*** Opening DATA SUPPLIED ***
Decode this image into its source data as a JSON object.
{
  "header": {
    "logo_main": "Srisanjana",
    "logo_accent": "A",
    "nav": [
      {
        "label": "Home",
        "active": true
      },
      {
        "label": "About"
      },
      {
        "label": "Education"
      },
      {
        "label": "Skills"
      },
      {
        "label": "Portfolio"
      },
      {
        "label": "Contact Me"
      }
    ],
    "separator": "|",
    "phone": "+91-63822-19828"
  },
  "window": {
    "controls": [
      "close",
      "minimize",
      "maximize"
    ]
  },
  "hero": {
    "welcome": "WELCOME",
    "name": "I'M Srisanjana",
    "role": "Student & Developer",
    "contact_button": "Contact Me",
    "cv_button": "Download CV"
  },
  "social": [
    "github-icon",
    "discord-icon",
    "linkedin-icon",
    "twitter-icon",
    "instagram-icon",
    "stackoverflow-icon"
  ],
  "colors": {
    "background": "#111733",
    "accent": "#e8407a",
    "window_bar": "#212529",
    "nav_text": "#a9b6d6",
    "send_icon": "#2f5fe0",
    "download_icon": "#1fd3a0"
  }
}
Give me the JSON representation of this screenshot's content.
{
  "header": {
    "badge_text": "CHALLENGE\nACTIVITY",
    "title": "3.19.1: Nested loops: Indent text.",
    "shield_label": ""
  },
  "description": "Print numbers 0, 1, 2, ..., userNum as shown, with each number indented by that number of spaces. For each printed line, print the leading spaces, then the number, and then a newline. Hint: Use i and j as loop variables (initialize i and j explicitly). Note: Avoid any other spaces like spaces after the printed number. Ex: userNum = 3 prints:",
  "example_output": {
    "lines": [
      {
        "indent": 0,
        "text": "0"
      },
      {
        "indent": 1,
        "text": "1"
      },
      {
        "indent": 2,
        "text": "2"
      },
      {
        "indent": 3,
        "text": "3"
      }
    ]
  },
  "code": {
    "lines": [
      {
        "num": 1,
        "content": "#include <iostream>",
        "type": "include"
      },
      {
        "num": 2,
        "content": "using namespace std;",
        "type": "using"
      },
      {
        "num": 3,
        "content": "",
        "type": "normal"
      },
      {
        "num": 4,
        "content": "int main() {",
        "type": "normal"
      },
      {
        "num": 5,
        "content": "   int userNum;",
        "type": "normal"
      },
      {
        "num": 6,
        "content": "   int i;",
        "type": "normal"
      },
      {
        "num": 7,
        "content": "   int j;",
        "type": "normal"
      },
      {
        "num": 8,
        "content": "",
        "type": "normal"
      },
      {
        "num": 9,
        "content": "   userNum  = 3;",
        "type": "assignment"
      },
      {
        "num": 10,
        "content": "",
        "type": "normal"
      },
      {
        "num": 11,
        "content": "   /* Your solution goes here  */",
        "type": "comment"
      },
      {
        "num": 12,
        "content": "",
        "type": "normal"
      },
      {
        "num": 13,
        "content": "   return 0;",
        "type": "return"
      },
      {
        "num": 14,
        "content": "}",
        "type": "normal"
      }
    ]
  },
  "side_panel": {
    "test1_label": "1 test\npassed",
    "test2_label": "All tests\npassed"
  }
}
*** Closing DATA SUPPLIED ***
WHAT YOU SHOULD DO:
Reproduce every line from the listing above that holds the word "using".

COMPLETED TASK:
        "content": "using namespace std;",
        "type": "using"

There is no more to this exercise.